(WHAT NEEDS TO BE DONE): Without the images, output each record below as it stands.

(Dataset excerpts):

┌────────

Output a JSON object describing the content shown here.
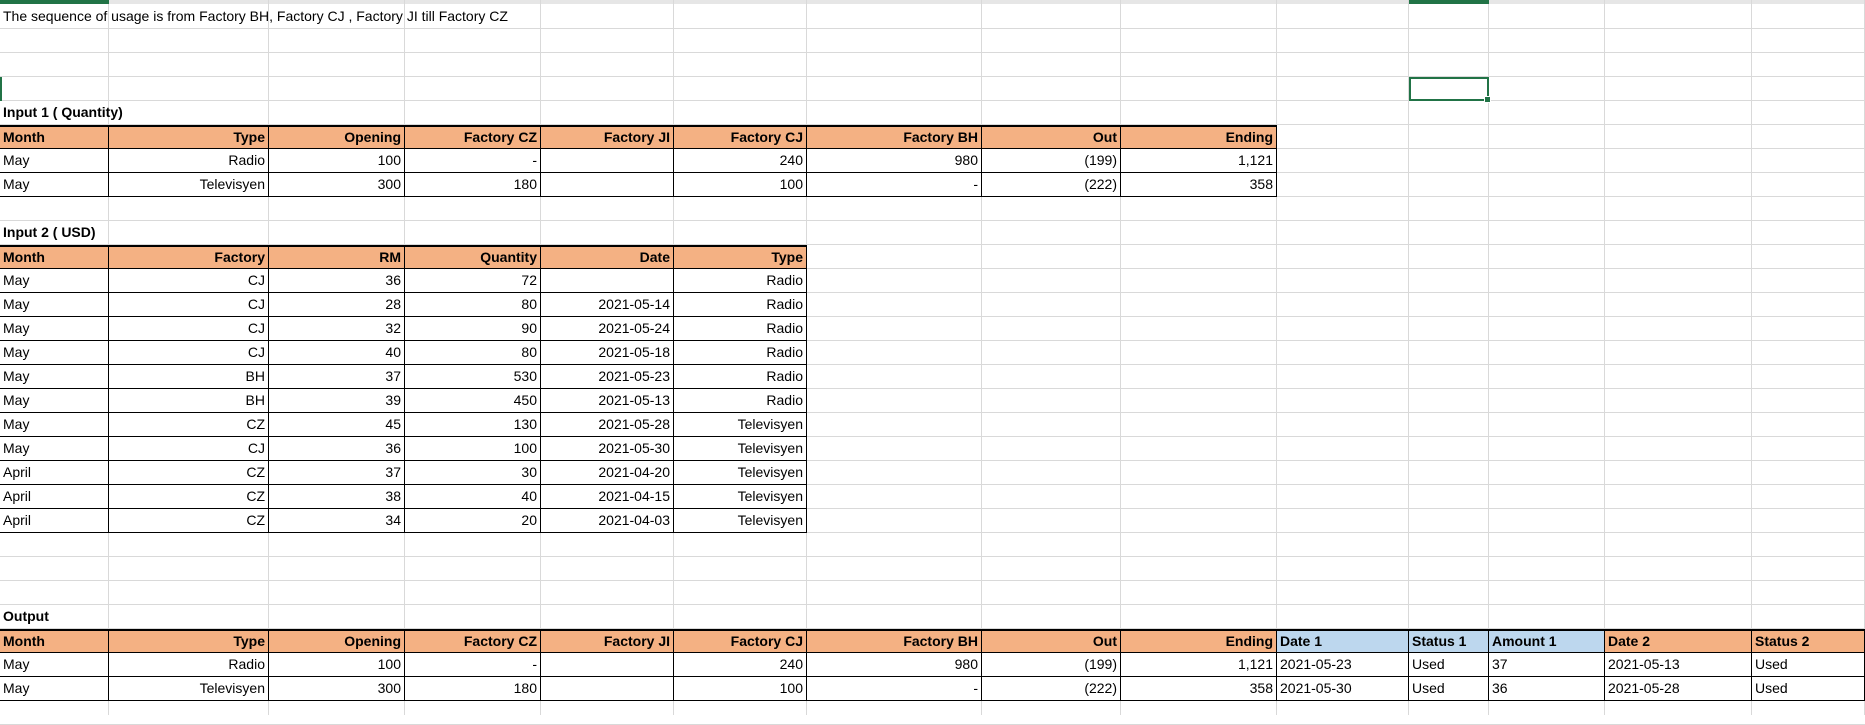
{
  "intro": "The sequence of usage is from Factory BH,  Factory CJ , Factory JI till Factory CZ",
  "input1": {
    "title": "Input 1 ( Quantity)",
    "headers": [
      "Month",
      "Type",
      "Opening",
      "Factory CZ",
      "Factory JI",
      "Factory CJ",
      "Factory BH",
      "Out",
      "Ending"
    ],
    "rows": [
      [
        "May",
        "Radio",
        "100",
        "-",
        "",
        "240",
        "980",
        "(199)",
        "1,121"
      ],
      [
        "May",
        "Televisyen",
        "300",
        "180",
        "",
        "100",
        "-",
        "(222)",
        "358"
      ]
    ]
  },
  "input2": {
    "title": "Input 2 ( USD)",
    "headers": [
      "Month",
      "Factory",
      "RM",
      "Quantity",
      "Date",
      "Type"
    ],
    "rows": [
      [
        "May",
        "CJ",
        "36",
        "72",
        "",
        "Radio"
      ],
      [
        "May",
        "CJ",
        "28",
        "80",
        "2021-05-14",
        "Radio"
      ],
      [
        "May",
        "CJ",
        "32",
        "90",
        "2021-05-24",
        "Radio"
      ],
      [
        "May",
        "CJ",
        "40",
        "80",
        "2021-05-18",
        "Radio"
      ],
      [
        "May",
        "BH",
        "37",
        "530",
        "2021-05-23",
        "Radio"
      ],
      [
        "May",
        "BH",
        "39",
        "450",
        "2021-05-13",
        "Radio"
      ],
      [
        "May",
        "CZ",
        "45",
        "130",
        "2021-05-28",
        "Televisyen"
      ],
      [
        "May",
        "CJ",
        "36",
        "100",
        "2021-05-30",
        "Televisyen"
      ],
      [
        "April",
        "CZ",
        "37",
        "30",
        "2021-04-20",
        "Televisyen"
      ],
      [
        "April",
        "CZ",
        "38",
        "40",
        "2021-04-15",
        "Televisyen"
      ],
      [
        "April",
        "CZ",
        "34",
        "20",
        "2021-04-03",
        "Televisyen"
      ]
    ]
  },
  "output": {
    "title": "Output",
    "headers": [
      "Month",
      "Type",
      "Opening",
      "Factory CZ",
      "Factory JI",
      "Factory CJ",
      "Factory BH",
      "Out",
      "Ending",
      "Date 1",
      "Status 1",
      "Amount 1",
      "Date 2",
      "Status 2"
    ],
    "rows": [
      [
        "May",
        "Radio",
        "100",
        "-",
        "",
        "240",
        "980",
        "(199)",
        "1,121",
        "2021-05-23",
        "Used",
        "37",
        "2021-05-13",
        "Used"
      ],
      [
        "May",
        "Televisyen",
        "300",
        "180",
        "",
        "100",
        "-",
        "(222)",
        "358",
        "2021-05-30",
        "Used",
        "36",
        "2021-05-28",
        "Used"
      ]
    ]
  },
  "colors": {
    "header": "#F4B183",
    "header_blue": "#BDD7EE",
    "selection": "#217346"
  }
}
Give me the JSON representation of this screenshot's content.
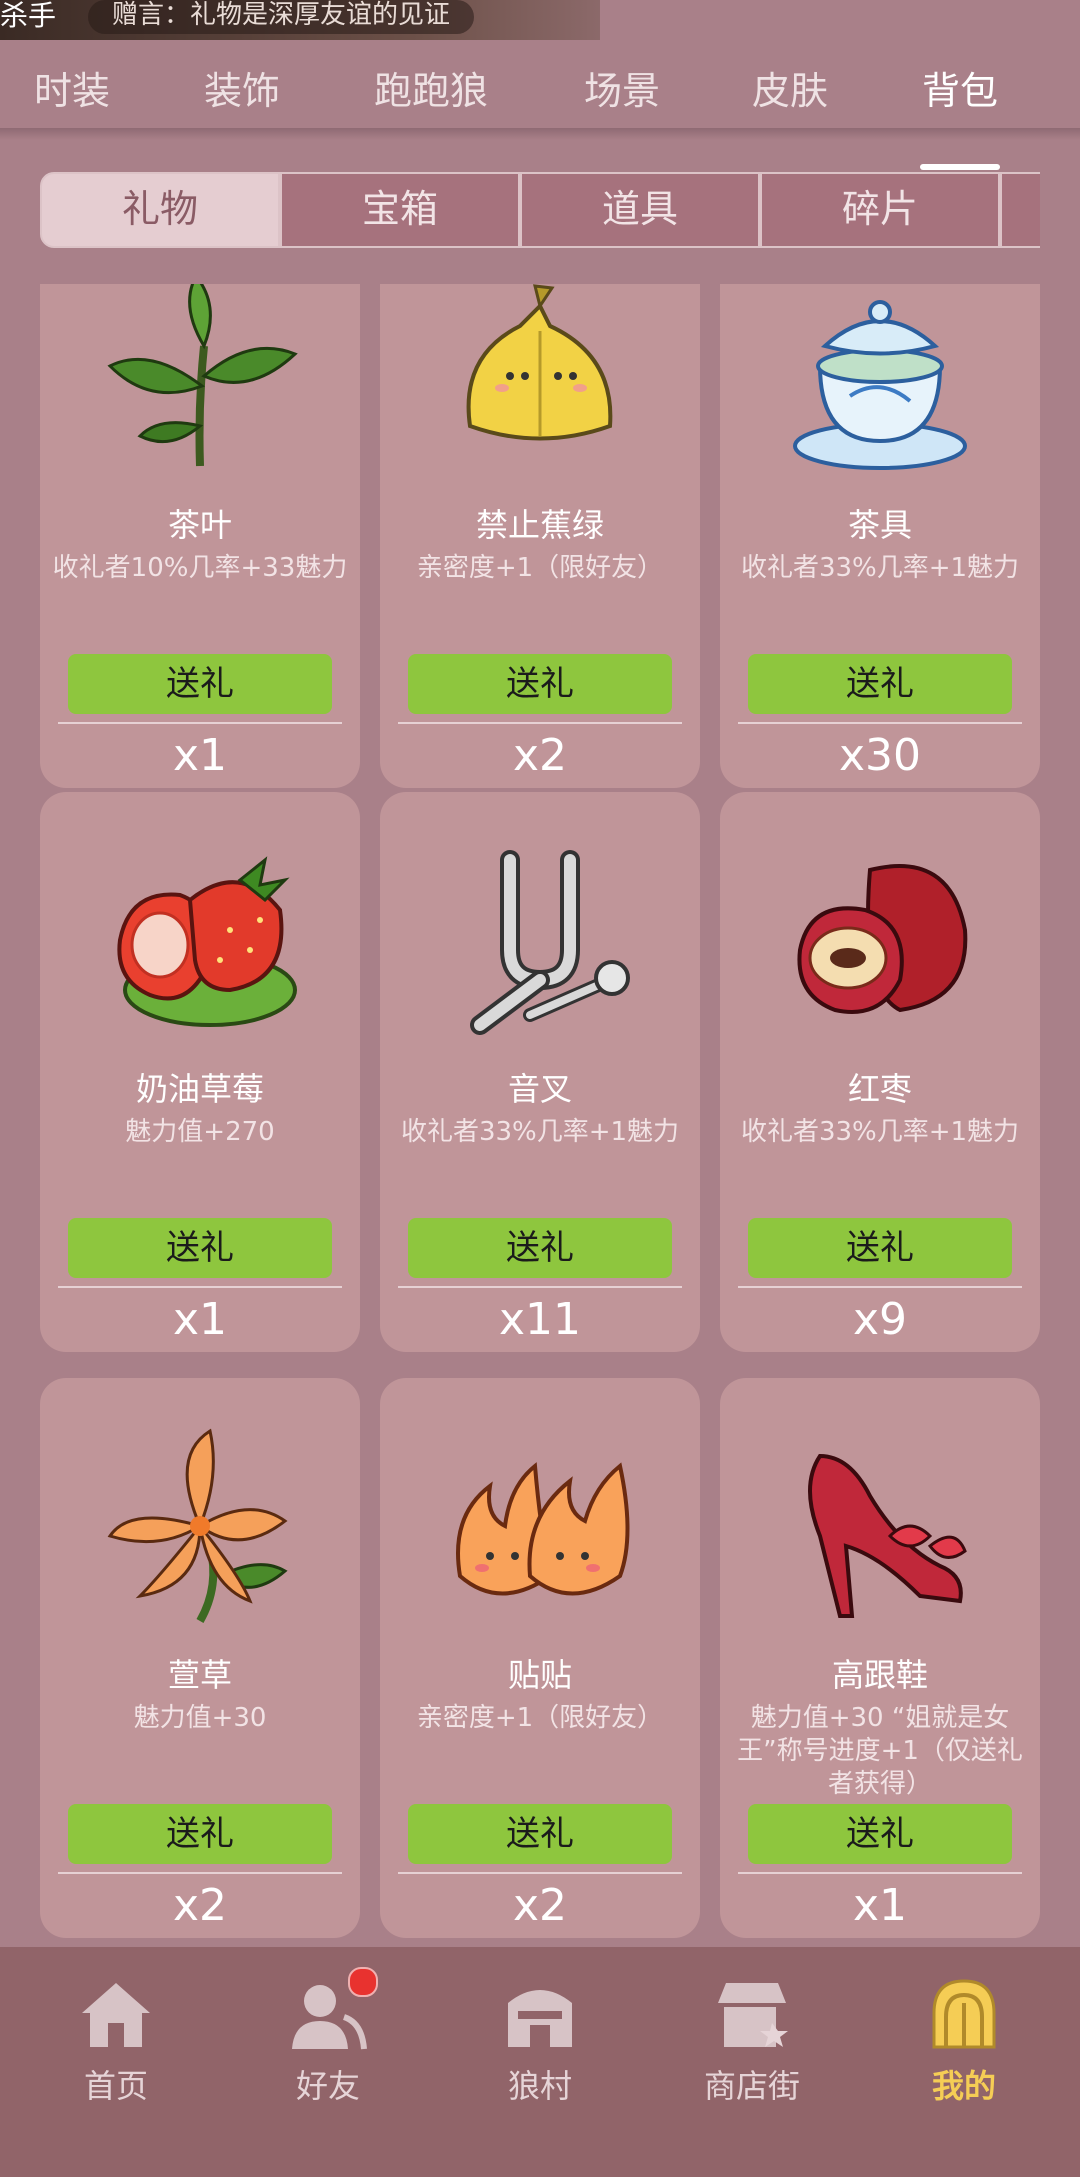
{
  "topbar": {
    "user_fragment": "杀手",
    "gift_message": "赠言：礼物是深厚友谊的见证"
  },
  "nav": {
    "tabs": [
      "时装",
      "装饰",
      "跑跑狼",
      "场景",
      "皮肤",
      "背包"
    ],
    "active": "背包"
  },
  "subtabs": {
    "items": [
      "礼物",
      "宝箱",
      "道具",
      "碎片"
    ],
    "active": "礼物"
  },
  "send_label": "送礼",
  "items": [
    {
      "name": "茶叶",
      "desc": "收礼者10%几率+33魅力",
      "qty": "x1",
      "icon": "tea-leaf-icon"
    },
    {
      "name": "禁止蕉绿",
      "desc": "亲密度+1（限好友）",
      "qty": "x2",
      "icon": "banana-icon"
    },
    {
      "name": "茶具",
      "desc": "收礼者33%几率+1魅力",
      "qty": "x30",
      "icon": "tea-set-icon"
    },
    {
      "name": "奶油草莓",
      "desc": "魅力值+270",
      "qty": "x1",
      "icon": "strawberry-icon"
    },
    {
      "name": "音叉",
      "desc": "收礼者33%几率+1魅力",
      "qty": "x11",
      "icon": "tuning-fork-icon"
    },
    {
      "name": "红枣",
      "desc": "收礼者33%几率+1魅力",
      "qty": "x9",
      "icon": "red-date-icon"
    },
    {
      "name": "萱草",
      "desc": "魅力值+30",
      "qty": "x2",
      "icon": "daylily-icon"
    },
    {
      "name": "贴贴",
      "desc": "亲密度+1（限好友）",
      "qty": "x2",
      "icon": "flames-icon"
    },
    {
      "name": "高跟鞋",
      "desc": "魅力值+30 “姐就是女王”称号进度+1（仅送礼者获得）",
      "qty": "x1",
      "icon": "high-heel-icon"
    }
  ],
  "bottom_nav": {
    "items": [
      "首页",
      "好友",
      "狼村",
      "商店街",
      "我的"
    ],
    "active": "我的"
  },
  "colors": {
    "send_button": "#8ec63e",
    "active_bottom": "#f5cd55",
    "background": "#a98089"
  }
}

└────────

(WRITTEN SOLUTION):
Output a JSON object describing the content shown here.
{
  "intro": "The sequence of usage is from Factory BH,  Factory CJ , Factory JI till Factory CZ",
  "input1": {
    "title": "Input 1 ( Quantity)",
    "headers": [
      "Month",
      "Type",
      "Opening",
      "Factory CZ",
      "Factory JI",
      "Factory CJ",
      "Factory BH",
      "Out",
      "Ending"
    ],
    "rows": [
      [
        "May",
        "Radio",
        "100",
        "-",
        "",
        "240",
        "980",
        "(199)",
        "1,121"
      ],
      [
        "May",
        "Televisyen",
        "300",
        "180",
        "",
        "100",
        "-",
        "(222)",
        "358"
      ]
    ]
  },
  "input2": {
    "title": "Input 2 ( USD)",
    "headers": [
      "Month",
      "Factory",
      "RM",
      "Quantity",
      "Date",
      "Type"
    ],
    "rows": [
      [
        "May",
        "CJ",
        "36",
        "72",
        "",
        "Radio"
      ],
      [
        "May",
        "CJ",
        "28",
        "80",
        "2021-05-14",
        "Radio"
      ],
      [
        "May",
        "CJ",
        "32",
        "90",
        "2021-05-24",
        "Radio"
      ],
      [
        "May",
        "CJ",
        "40",
        "80",
        "2021-05-18",
        "Radio"
      ],
      [
        "May",
        "BH",
        "37",
        "530",
        "2021-05-23",
        "Radio"
      ],
      [
        "May",
        "BH",
        "39",
        "450",
        "2021-05-13",
        "Radio"
      ],
      [
        "May",
        "CZ",
        "45",
        "130",
        "2021-05-28",
        "Televisyen"
      ],
      [
        "May",
        "CJ",
        "36",
        "100",
        "2021-05-30",
        "Televisyen"
      ],
      [
        "April",
        "CZ",
        "37",
        "30",
        "2021-04-20",
        "Televisyen"
      ],
      [
        "April",
        "CZ",
        "38",
        "40",
        "2021-04-15",
        "Televisyen"
      ],
      [
        "April",
        "CZ",
        "34",
        "20",
        "2021-04-03",
        "Televisyen"
      ]
    ]
  },
  "output": {
    "title": "Output",
    "headers": [
      "Month",
      "Type",
      "Opening",
      "Factory CZ",
      "Factory JI",
      "Factory CJ",
      "Factory BH",
      "Out",
      "Ending",
      "Date 1",
      "Status 1",
      "Amount 1",
      "Date 2",
      "Status 2"
    ],
    "rows": [
      [
        "May",
        "Radio",
        "100",
        "-",
        "",
        "240",
        "980",
        "(199)",
        "1,121",
        "2021-05-23",
        "Used",
        "37",
        "2021-05-13",
        "Used"
      ],
      [
        "May",
        "Televisyen",
        "300",
        "180",
        "",
        "100",
        "-",
        "(222)",
        "358",
        "2021-05-30",
        "Used",
        "36",
        "2021-05-28",
        "Used"
      ]
    ]
  },
  "colors": {
    "header": "#F4B183",
    "header_blue": "#BDD7EE",
    "selection": "#217346"
  }
}
Give me the JSON representation of this screenshot's content.
{
  "topbar": {
    "user_fragment": "杀手",
    "gift_message": "赠言：礼物是深厚友谊的见证"
  },
  "nav": {
    "tabs": [
      "时装",
      "装饰",
      "跑跑狼",
      "场景",
      "皮肤",
      "背包"
    ],
    "active": "背包"
  },
  "subtabs": {
    "items": [
      "礼物",
      "宝箱",
      "道具",
      "碎片"
    ],
    "active": "礼物"
  },
  "send_label": "送礼",
  "items": [
    {
      "name": "茶叶",
      "desc": "收礼者10%几率+33魅力",
      "qty": "x1",
      "icon": "tea-leaf-icon"
    },
    {
      "name": "禁止蕉绿",
      "desc": "亲密度+1（限好友）",
      "qty": "x2",
      "icon": "banana-icon"
    },
    {
      "name": "茶具",
      "desc": "收礼者33%几率+1魅力",
      "qty": "x30",
      "icon": "tea-set-icon"
    },
    {
      "name": "奶油草莓",
      "desc": "魅力值+270",
      "qty": "x1",
      "icon": "strawberry-icon"
    },
    {
      "name": "音叉",
      "desc": "收礼者33%几率+1魅力",
      "qty": "x11",
      "icon": "tuning-fork-icon"
    },
    {
      "name": "红枣",
      "desc": "收礼者33%几率+1魅力",
      "qty": "x9",
      "icon": "red-date-icon"
    },
    {
      "name": "萱草",
      "desc": "魅力值+30",
      "qty": "x2",
      "icon": "daylily-icon"
    },
    {
      "name": "贴贴",
      "desc": "亲密度+1（限好友）",
      "qty": "x2",
      "icon": "flames-icon"
    },
    {
      "name": "高跟鞋",
      "desc": "魅力值+30 “姐就是女王”称号进度+1（仅送礼者获得）",
      "qty": "x1",
      "icon": "high-heel-icon"
    }
  ],
  "bottom_nav": {
    "items": [
      "首页",
      "好友",
      "狼村",
      "商店街",
      "我的"
    ],
    "active": "我的"
  },
  "colors": {
    "send_button": "#8ec63e",
    "active_bottom": "#f5cd55",
    "background": "#a98089"
  }
}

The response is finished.